- Allergy involves an exaggerated response of the immune system
- The immune system is the body’s organized defence mechanism against foreign invaders, particularly infections.
- Allergens are substances that are foreign to the body and can cause an allergic reaction.
- IgE is the allergy antibody.
- Allergies can develop at any age.
- Your risk of developing allergies is related to your parents’ allergy history.
How do you get allergies?
Scientists deduce that both environment and genes have something to do with how you cope with allergens. Normally, your immune system fights germs that it considers as foreign substances. In most allergic reactions, however, it is responding to a false alarm and giving you an exaggerated reaction.
Who is at risk?
Allergies can develop at any age. They commonly occur in children but in some instances you may have your first allergy as an adult. Asthma may persist in adults while nasal allergies tend to decline in old age. For some time, it has been known that allergic conditions tend to pass on within families. Your risk of developing allergies is related to your parent’s history of allergies.
Allergic Rhinitis (hay fever)
Allergic rhinitis is the most common of the allergic diseases and refers to seasonal nasal symptoms that are due to pollens from plants and trees. Year round or perennial allergic rhinitis is usually due to indoor allergens, such as dust mites, animal dander or molds.

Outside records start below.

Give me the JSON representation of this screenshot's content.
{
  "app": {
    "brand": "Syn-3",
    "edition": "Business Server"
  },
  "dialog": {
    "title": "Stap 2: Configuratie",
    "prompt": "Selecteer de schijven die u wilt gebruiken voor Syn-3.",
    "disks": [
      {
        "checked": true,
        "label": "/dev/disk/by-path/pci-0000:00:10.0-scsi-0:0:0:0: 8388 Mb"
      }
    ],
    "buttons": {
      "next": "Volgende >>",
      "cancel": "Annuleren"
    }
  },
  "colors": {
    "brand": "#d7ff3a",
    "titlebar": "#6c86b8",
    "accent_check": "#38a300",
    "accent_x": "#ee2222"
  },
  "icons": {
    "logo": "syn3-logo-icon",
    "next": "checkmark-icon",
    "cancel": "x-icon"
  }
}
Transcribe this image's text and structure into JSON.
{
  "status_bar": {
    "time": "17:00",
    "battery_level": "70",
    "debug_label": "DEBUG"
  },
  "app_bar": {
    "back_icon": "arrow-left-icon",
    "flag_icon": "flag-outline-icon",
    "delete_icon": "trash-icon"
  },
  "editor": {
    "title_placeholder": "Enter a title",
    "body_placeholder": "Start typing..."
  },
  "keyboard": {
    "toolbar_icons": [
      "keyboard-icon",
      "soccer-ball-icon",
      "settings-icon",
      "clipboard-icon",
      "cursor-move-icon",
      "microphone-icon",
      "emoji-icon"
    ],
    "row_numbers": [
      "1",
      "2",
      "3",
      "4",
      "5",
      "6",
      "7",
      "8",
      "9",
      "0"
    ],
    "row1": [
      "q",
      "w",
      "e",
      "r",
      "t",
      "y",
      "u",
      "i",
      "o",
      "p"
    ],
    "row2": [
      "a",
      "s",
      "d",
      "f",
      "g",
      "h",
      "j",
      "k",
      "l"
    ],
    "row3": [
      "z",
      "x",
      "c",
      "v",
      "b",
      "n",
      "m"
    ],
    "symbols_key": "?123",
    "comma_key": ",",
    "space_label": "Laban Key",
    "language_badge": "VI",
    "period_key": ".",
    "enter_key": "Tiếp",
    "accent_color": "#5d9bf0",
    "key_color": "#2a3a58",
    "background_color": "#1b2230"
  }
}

It can also be caused by pollens. Symptoms result from the inflammation of the tissues that line the inside of the nose after allergens are inhaled. Adjacent areas, such as the ears, sinuses, and throat can also be involved. The most common symptoms include:
- Runny nose
- Stuffy nose
- Nasal itching (rubbing)
- Itchy ears and throat
- Post nasal drip (throat clearing)
Signs and tests
Your doctor will perform a physical exam and ask you questions about your symptoms. Your history of symptoms is important in diagnosing allergic rhinitis, especially whether the symptoms vary according to time of day or the season and exposure to pets or other allergens.
Allergy testing may reveal the specific substances that trigger your symptoms. Skin testing is the most common method of allergy testing. A complete blood count (CBC), specifically the eosinophil white blood cell count, may also help reveal allergies.
The best treatment is to avoid substances that cause your allergic symptoms. It may be impossible to completely avoid all your triggers, but you can often take steps to reduce exposure.
There are many different medications available to treat allergic rhinitis. Which one your doctor prescribes depends on the type and severity of your symptoms, your age, whether you have other medical conditions (such as asthma) etc.
Most symptoms of allergic rhinitis can be treated. More severe cases require allergy shots.
Some people (particularly children) may outgrow an allergy as the immune system becomes less responsive to the allergen. However, generally a substance that once causes an allergy in a person will continue to do so lifelong.